### Work instructions
The required result is a copy of each line below in which "Left" appears.

### Records supplied
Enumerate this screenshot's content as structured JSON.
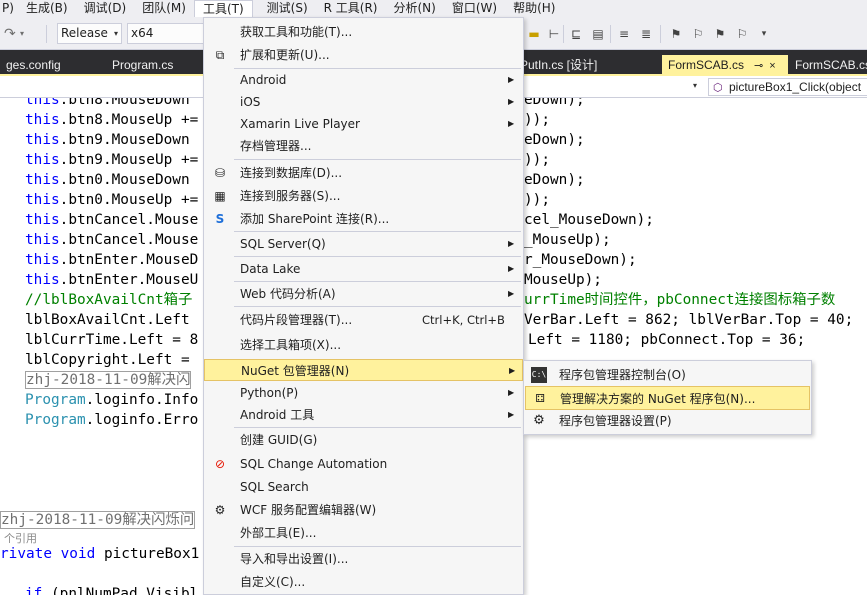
{
  "menubar": {
    "items": [
      {
        "label": "P)"
      },
      {
        "label": "生成(B)"
      },
      {
        "label": "调试(D)"
      },
      {
        "label": "团队(M)"
      },
      {
        "label": "工具(T)"
      },
      {
        "label": "测试(S)"
      },
      {
        "label": "R 工具(R)"
      },
      {
        "label": "分析(N)"
      },
      {
        "label": "窗口(W)"
      },
      {
        "label": "帮助(H)"
      }
    ]
  },
  "toolbar": {
    "configuration": "Release",
    "platform": "x64"
  },
  "tabs": [
    {
      "label": "ges.config"
    },
    {
      "label": "Program.cs"
    },
    {
      "label": "mPutIn.cs [设计]"
    },
    {
      "label": "FormSCAB.cs",
      "pin": "⊸",
      "close": "×"
    },
    {
      "label": "FormSCAB.cs"
    }
  ],
  "navbar": {
    "member": "pictureBox1_Click(object"
  },
  "code": {
    "lines": [
      {
        "kw": "this",
        "text": ".btn8.MouseDown",
        "right": "eDown);"
      },
      {
        "kw": "this",
        "text": ".btn8.MouseUp +=",
        "right": "));"
      },
      {
        "kw": "this",
        "text": ".btn9.MouseDown",
        "right": "eDown);"
      },
      {
        "kw": "this",
        "text": ".btn9.MouseUp +=",
        "right": "));"
      },
      {
        "kw": "this",
        "text": ".btn0.MouseDown",
        "right": "eDown);"
      },
      {
        "kw": "this",
        "text": ".btn0.MouseUp +=",
        "right": "));"
      },
      {
        "kw": "this",
        "text": ".btnCancel.Mouse",
        "right": "cel_MouseDown);"
      },
      {
        "kw": "this",
        "text": ".btnCancel.Mouse",
        "right": "_MouseUp);"
      },
      {
        "kw": "this",
        "text": ".btnEnter.MouseD",
        "right": "r_MouseDown);"
      },
      {
        "kw": "this",
        "text": ".btnEnter.MouseU",
        "right": "MouseUp);"
      },
      {
        "comment": "//lblBoxAvailCnt箱子",
        "right_comment": "urrTime时间控件，pbConnect连接图标箱子数"
      },
      {
        "text": "lblBoxAvailCnt.Left",
        "right": "VerBar.Left = 862; lblVerBar.Top = 40;"
      },
      {
        "text": "lblCurrTime.Left = 8",
        "right": "Left = 1180; pbConnect.Top = 36;"
      },
      {
        "text": "lblCopyright.Left =",
        "right": ""
      },
      {
        "boxed": "zhj-2018-11-09解决闪"
      },
      {
        "type": "Program",
        "text": ".loginfo.Info"
      },
      {
        "type": "Program",
        "text": ".loginfo.Erro"
      }
    ],
    "bottom_boxed": "zhj-2018-11-09解决闪烁问",
    "references": "个引用",
    "method_kw": "rivate void",
    "method_name": " pictureBox1",
    "if_kw": "if",
    "if_text": " (pnlNumPad.Visibl"
  },
  "menu": {
    "items": [
      {
        "icon": "none",
        "label": "获取工具和功能(T)..."
      },
      {
        "icon": "extensions-icon",
        "label": "扩展和更新(U)..."
      },
      {
        "label": "Android",
        "submenu": true
      },
      {
        "label": "iOS",
        "submenu": true
      },
      {
        "label": "Xamarin Live Player",
        "submenu": true
      },
      {
        "label": "存档管理器..."
      },
      {
        "icon": "connect-database-icon",
        "label": "连接到数据库(D)..."
      },
      {
        "icon": "connect-server-icon",
        "label": "连接到服务器(S)..."
      },
      {
        "icon": "sharepoint-icon",
        "label": "添加 SharePoint 连接(R)..."
      },
      {
        "label": "SQL Server(Q)",
        "submenu": true
      },
      {
        "label": "Data Lake",
        "submenu": true
      },
      {
        "label": "Web 代码分析(A)",
        "submenu": true
      },
      {
        "label": "代码片段管理器(T)...",
        "shortcut": "Ctrl+K, Ctrl+B"
      },
      {
        "label": "选择工具箱项(X)..."
      },
      {
        "label": "NuGet 包管理器(N)",
        "submenu": true,
        "highlighted": true
      },
      {
        "label": "Python(P)",
        "submenu": true
      },
      {
        "label": "Android 工具",
        "submenu": true
      },
      {
        "label": "创建 GUID(G)"
      },
      {
        "icon": "sql-change-automation-icon",
        "label": "SQL Change Automation"
      },
      {
        "label": "SQL Search"
      },
      {
        "icon": "wcf-config-icon",
        "label": "WCF 服务配置编辑器(W)"
      },
      {
        "label": "外部工具(E)..."
      },
      {
        "label": "导入和导出设置(I)..."
      },
      {
        "label": "自定义(C)..."
      }
    ]
  },
  "submenu": {
    "items": [
      {
        "icon": "console-icon",
        "label": "程序包管理器控制台(O)"
      },
      {
        "icon": "nuget-package-icon",
        "label": "管理解决方案的 NuGet 程序包(N)...",
        "highlighted": true
      },
      {
        "icon": "gear-icon",
        "label": "程序包管理器设置(P)"
      }
    ]
  },
  "colors": {
    "chrome": "#eeeef2",
    "tabstrip": "#2d2d30",
    "highlight": "#fff29d",
    "keyword": "#0000ff",
    "comment": "#008000",
    "type": "#2b91af"
  }
}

### Written response
        "text": "lblBoxAvailCnt.Left",
        "right": "VerBar.Left = 862; lblVerBar.Top = 40;"
        "text": "lblCurrTime.Left = 8",
        "right": "Left = 1180; pbConnect.Top = 36;"
        "text": "lblCopyright.Left =",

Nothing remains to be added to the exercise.